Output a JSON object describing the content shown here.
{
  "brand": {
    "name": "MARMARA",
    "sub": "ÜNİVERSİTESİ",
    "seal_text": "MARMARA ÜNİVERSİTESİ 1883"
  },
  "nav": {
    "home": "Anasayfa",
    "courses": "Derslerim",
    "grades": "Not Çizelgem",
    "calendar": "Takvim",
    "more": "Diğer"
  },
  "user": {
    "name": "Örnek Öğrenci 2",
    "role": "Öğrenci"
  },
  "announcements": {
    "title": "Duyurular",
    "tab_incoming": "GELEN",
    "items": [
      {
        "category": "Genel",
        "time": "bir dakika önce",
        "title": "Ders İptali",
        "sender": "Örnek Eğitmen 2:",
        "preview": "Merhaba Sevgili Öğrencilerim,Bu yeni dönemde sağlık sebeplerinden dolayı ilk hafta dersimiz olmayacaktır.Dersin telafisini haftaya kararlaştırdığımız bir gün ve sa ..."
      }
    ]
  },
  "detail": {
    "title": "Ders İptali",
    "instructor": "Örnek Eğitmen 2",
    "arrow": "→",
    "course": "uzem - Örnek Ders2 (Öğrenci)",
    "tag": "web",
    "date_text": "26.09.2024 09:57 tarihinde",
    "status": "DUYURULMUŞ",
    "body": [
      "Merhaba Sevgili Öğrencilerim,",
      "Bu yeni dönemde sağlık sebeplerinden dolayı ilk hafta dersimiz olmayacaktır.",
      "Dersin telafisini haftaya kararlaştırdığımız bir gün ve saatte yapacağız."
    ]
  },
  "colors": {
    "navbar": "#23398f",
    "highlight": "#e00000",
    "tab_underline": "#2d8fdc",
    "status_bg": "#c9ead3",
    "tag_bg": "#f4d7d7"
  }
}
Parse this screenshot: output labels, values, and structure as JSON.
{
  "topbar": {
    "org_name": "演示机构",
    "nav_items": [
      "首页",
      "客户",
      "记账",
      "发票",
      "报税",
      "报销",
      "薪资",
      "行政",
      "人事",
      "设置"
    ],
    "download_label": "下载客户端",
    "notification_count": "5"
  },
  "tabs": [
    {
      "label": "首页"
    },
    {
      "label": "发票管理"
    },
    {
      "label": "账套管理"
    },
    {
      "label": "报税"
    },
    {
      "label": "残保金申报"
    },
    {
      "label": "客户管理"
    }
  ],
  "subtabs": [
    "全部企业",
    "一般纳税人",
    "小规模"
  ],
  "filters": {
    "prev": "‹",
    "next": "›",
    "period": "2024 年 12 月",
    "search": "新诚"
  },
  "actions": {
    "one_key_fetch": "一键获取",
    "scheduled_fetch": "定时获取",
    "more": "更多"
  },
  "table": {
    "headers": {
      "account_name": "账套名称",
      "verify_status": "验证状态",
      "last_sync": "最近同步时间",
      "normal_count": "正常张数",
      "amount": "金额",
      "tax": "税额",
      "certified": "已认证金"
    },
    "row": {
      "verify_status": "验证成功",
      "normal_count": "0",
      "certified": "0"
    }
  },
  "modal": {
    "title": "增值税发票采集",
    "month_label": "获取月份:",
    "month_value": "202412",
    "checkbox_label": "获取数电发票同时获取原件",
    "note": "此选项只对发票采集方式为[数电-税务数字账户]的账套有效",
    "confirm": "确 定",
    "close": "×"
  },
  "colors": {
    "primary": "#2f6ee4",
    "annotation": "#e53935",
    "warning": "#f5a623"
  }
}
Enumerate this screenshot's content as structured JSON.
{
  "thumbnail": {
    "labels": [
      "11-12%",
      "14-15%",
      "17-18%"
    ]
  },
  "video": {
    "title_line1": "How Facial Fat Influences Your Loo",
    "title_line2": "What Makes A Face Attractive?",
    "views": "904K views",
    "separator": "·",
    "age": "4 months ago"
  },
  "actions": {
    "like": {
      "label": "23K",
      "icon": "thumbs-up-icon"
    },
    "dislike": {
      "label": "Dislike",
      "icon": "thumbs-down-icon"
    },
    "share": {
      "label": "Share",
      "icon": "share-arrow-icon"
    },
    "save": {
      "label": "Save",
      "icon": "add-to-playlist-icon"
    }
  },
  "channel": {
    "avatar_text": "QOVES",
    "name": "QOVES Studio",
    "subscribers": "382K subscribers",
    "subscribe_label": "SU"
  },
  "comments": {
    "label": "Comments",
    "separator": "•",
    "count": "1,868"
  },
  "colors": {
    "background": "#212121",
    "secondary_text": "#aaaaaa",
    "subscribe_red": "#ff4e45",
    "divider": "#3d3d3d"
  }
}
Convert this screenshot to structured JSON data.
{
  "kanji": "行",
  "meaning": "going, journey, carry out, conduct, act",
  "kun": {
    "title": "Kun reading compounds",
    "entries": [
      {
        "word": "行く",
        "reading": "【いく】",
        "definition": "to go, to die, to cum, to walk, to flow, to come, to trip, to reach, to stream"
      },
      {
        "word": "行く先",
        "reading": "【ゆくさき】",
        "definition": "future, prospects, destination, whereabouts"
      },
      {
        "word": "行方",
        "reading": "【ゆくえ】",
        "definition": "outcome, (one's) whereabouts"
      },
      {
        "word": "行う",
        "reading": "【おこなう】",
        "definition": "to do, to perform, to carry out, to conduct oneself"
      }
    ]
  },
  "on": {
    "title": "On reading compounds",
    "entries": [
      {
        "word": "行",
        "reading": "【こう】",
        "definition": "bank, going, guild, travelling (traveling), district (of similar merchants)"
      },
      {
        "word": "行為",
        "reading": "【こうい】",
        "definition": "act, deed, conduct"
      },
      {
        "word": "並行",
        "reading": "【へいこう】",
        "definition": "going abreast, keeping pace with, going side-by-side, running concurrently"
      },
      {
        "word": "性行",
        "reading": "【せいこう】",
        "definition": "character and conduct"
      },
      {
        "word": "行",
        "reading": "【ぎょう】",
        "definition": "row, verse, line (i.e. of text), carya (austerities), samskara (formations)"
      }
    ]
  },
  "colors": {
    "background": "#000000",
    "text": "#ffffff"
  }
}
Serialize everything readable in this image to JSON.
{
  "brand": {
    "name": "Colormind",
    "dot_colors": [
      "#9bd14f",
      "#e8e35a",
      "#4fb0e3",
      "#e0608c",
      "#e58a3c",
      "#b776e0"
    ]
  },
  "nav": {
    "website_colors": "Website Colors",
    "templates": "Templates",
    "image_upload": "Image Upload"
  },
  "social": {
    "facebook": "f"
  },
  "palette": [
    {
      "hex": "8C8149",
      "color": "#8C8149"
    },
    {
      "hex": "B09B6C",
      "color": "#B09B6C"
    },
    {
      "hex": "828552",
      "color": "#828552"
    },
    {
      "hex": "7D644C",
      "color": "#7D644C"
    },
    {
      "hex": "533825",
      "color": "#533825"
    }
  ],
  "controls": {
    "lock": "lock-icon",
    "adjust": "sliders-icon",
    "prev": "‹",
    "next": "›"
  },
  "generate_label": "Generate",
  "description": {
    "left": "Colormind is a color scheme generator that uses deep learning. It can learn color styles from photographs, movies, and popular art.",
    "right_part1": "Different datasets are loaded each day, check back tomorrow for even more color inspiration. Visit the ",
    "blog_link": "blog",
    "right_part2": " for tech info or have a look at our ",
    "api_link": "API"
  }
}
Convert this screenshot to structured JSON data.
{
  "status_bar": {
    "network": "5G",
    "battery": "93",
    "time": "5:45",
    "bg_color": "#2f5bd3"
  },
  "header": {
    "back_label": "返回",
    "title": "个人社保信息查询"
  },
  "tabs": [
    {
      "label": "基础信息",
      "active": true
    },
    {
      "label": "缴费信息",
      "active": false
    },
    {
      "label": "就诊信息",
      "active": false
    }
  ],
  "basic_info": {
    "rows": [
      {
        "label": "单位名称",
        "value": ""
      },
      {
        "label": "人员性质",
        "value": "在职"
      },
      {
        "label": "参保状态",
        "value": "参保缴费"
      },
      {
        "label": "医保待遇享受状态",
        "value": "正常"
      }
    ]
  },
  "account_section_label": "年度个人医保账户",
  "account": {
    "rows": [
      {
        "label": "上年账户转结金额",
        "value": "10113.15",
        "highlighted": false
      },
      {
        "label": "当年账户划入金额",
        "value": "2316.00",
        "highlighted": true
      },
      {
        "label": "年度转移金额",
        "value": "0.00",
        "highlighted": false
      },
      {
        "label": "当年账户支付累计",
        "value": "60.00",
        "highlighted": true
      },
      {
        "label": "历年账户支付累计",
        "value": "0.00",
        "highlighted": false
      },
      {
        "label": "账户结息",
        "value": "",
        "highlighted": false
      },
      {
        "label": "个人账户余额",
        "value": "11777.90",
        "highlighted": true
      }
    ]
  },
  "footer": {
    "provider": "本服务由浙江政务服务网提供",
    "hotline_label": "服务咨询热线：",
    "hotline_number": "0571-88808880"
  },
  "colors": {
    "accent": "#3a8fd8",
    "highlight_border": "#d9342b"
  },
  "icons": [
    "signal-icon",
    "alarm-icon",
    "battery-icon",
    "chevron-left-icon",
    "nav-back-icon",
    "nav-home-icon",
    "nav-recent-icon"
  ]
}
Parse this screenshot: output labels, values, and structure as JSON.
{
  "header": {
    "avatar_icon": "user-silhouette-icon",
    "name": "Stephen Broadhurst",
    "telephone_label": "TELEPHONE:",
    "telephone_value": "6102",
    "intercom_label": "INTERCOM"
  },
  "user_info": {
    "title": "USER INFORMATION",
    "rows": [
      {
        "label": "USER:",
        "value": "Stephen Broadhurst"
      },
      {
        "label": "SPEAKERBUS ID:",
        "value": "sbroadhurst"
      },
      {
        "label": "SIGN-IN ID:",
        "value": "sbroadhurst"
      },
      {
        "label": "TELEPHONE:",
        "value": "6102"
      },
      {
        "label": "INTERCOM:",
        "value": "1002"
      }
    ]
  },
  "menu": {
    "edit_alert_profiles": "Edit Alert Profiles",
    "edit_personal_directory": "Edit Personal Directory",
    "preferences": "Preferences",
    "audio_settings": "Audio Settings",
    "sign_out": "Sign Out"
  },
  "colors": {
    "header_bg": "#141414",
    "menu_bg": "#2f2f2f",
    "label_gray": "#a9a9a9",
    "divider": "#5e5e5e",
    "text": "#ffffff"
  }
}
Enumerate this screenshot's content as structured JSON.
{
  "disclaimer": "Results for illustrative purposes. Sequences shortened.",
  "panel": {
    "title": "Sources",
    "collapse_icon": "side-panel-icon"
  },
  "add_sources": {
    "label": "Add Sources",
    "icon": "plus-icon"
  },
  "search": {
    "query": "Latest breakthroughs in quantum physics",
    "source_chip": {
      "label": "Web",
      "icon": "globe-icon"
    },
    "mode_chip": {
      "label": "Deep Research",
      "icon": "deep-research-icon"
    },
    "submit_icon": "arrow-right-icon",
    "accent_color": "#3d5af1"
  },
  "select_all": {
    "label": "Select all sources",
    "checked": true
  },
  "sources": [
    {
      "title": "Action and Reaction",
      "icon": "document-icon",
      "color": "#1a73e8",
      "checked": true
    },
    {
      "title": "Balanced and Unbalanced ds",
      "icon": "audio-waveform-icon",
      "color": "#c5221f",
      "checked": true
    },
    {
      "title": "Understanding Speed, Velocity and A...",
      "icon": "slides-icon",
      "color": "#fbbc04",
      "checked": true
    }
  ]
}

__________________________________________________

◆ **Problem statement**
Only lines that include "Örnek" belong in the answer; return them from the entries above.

◆ **Exercise result**
    "name": "Örnek Öğrenci 2",
        "sender": "Örnek Eğitmen 2:",
    "instructor": "Örnek Eğitmen 2",
    "course": "uzem - Örnek Ders2 (Öğrenci)",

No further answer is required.